This lecture will begin the conversation concerning the underwater exploration and salvage of the Lusitania. There was no shortage of persons wanting to dive on the Lusitania, but despite their optimism, none were able to locate the ship. Peress and Demetrious finally located the ship in 1935, and they descended to the ship, though the diver could not stay long. The war drums of Adolf Hitler discouraged the British government from allowing any more dives on the Lusitania then, because they didn't want to provoke Germany.
This lecture will survey the various underwater explorations of the Lusitania after World War 2. Various individuals and organizations have received permission to dive there. This has resulted in some artifacts being brought to the surface, including three of the four propellers. Robert Ballard's work will be described, as he did some extremely important work at the Lusitania site with his robotic and mini-subs. Finally, the controversies concerning rights to dive on the Lusitania site will be discussed, as well as some of the recent Lusitania documentaries.

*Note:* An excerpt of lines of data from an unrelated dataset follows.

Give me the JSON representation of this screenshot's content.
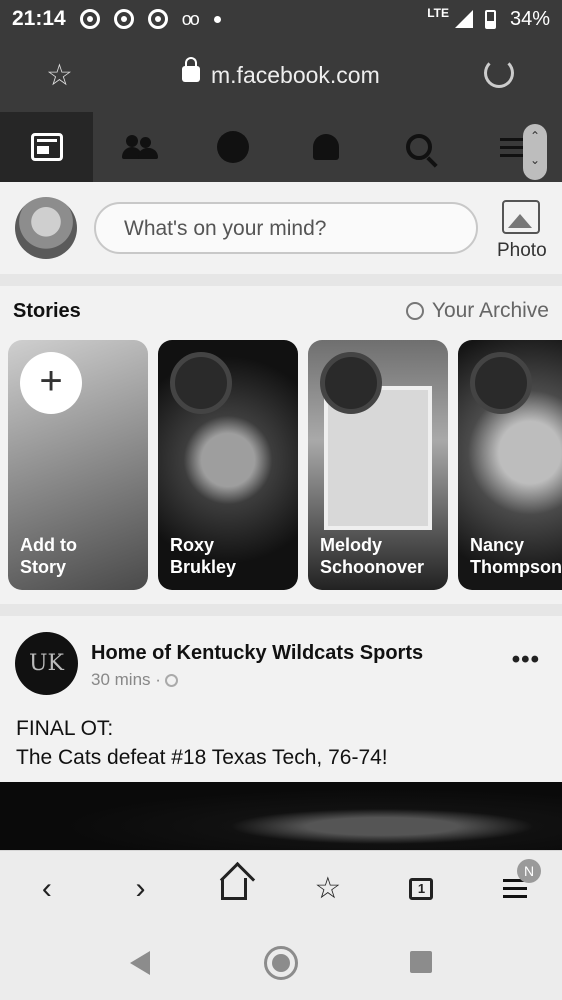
{
  "status_bar": {
    "time": "21:14",
    "network": "LTE",
    "battery": "34%"
  },
  "browser": {
    "url": "m.facebook.com"
  },
  "fb_nav": {
    "tabs": [
      "news-feed",
      "friends",
      "messenger",
      "notifications",
      "search",
      "menu"
    ]
  },
  "composer": {
    "placeholder": "What's on your mind?",
    "photo_label": "Photo"
  },
  "stories": {
    "title": "Stories",
    "archive_label": "Your Archive",
    "items": [
      {
        "name": "Add to\nStory"
      },
      {
        "name": "Roxy\nBrukley"
      },
      {
        "name": "Melody\nSchoonover"
      },
      {
        "name": "Nancy\nThompson"
      }
    ]
  },
  "post": {
    "author": "Home of Kentucky Wildcats Sports",
    "time": "30 mins ·",
    "text_line1": "FINAL OT:",
    "text_line2": "The Cats defeat #18 Texas Tech, 76-74!",
    "avatar_text": "UK"
  },
  "browser_bar": {
    "tabs_count": "1",
    "badge": "N"
  }
}
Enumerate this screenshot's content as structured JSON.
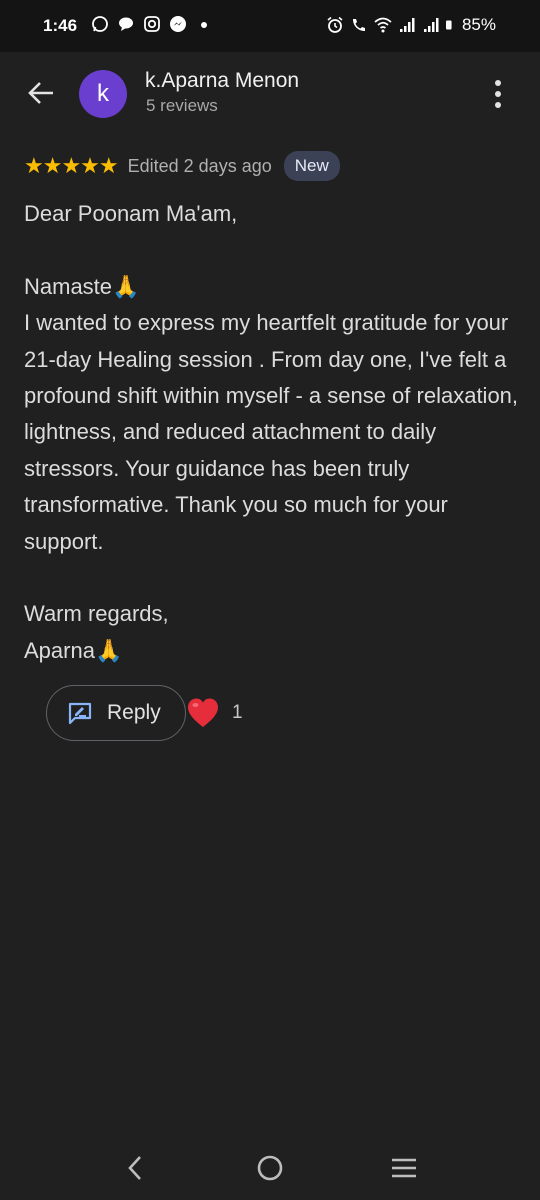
{
  "status_bar": {
    "time": "1:46",
    "battery": "85%",
    "icons_left": [
      "whatsapp-icon",
      "chat-icon",
      "instagram-icon",
      "messenger-icon",
      "dot-icon"
    ],
    "icons_right": [
      "alarm-icon",
      "wifi-calling-icon",
      "wifi-icon",
      "signal-icon",
      "signal-icon",
      "battery-icon"
    ]
  },
  "header": {
    "avatar_letter": "k",
    "name": "k.Aparna Menon",
    "reviews": "5 reviews"
  },
  "review": {
    "stars": "★★★★★",
    "rating": 5,
    "edited": "Edited 2 days ago",
    "badge": "New",
    "text": "Dear Poonam Ma'am,\n\nNamaste🙏\nI wanted to express my heartfelt gratitude for your 21-day Healing session . From day one, I've felt a profound shift within myself - a sense of relaxation, lightness, and reduced attachment to daily stressors. Your guidance has been truly transformative. Thank you so much for your support.\n\nWarm regards,\nAparna🙏"
  },
  "actions": {
    "reply_label": "Reply",
    "reaction_count": "1"
  },
  "colors": {
    "background": "#202020",
    "star": "#fbbc04",
    "avatar": "#6a3fd0",
    "heart": "#e52d3b",
    "reply_icon": "#8ab4f8"
  }
}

In this lecture, we will discuss a point that is often debated, namely, what caused the second explosion shortly after the torpedo struck the Lusitania? I will be quoting from Robert Ballard concerning his view, which is that the explosion came from the ignited coal dust in those coal bunkers. This lecture will also discuss another view, which is that gun cotton exploded from the torpedo striking the cargo area.
This lecture will provide an epilogue in order to see how many of these characters or organizations fared afterward. The persons showcased include Captain Walther Schwieger, Winston Churchill, Captain Bill Turner, Rita Jolivet, Professor Ian Holbourn, Avis Dolphin, George Kessler, and Warren Pearl and family. We also will consider the future of the U20, the Cunard Company, and the town of Queenstown.
This lecture will put forth some conclusions and questions to think about concerning the Lusitania. First, I consider the Lusitania ship, which is an unfortunate victim in many ways. Second, we will focus on those two separate groups, the passengers and crew, and the military and their governments, each with their systems of communication. Between these two groups were the Cunard Company and the pro-German activists and Count Bernstorff. Finally, the study of the Lusitania raises two important ethical issues, namely, the British use of civilians on their liners that were functioning as merchant cruisers, and second, the German attack on a passenger liner.
In this last short lecture, we consider the many ways the Lusitania story simmered in the hearts and minds of the British and Americans. This included the British use of the German medal, and many pieces of art, often presented on posters. When the United States entered the Great War in 1917, the Lusitania was still vividly in the American memory.
Dr. Franz has been teaching history for 32 years in various colleges, and sometimes to high school students. He has written a number of historical dramas for his history students, and after one season's performance, he received a letter of commendation from former president George Bush, Sr. for making history alive to students today. He has also taken history students on a number of field trips to various important historical locations. He hopes to continue putting short history courses on Udemy in order to share his favorite historical events. He currently teaches many online history courses for various universities, along with various live classes in his area.
He has been married for over 33 years to Wendy, and they have a son and daughter, both adults. They also have a few cats and a big German Shepherd dog. In their spare time, they love to walk, jog, swim, and ride their bikes.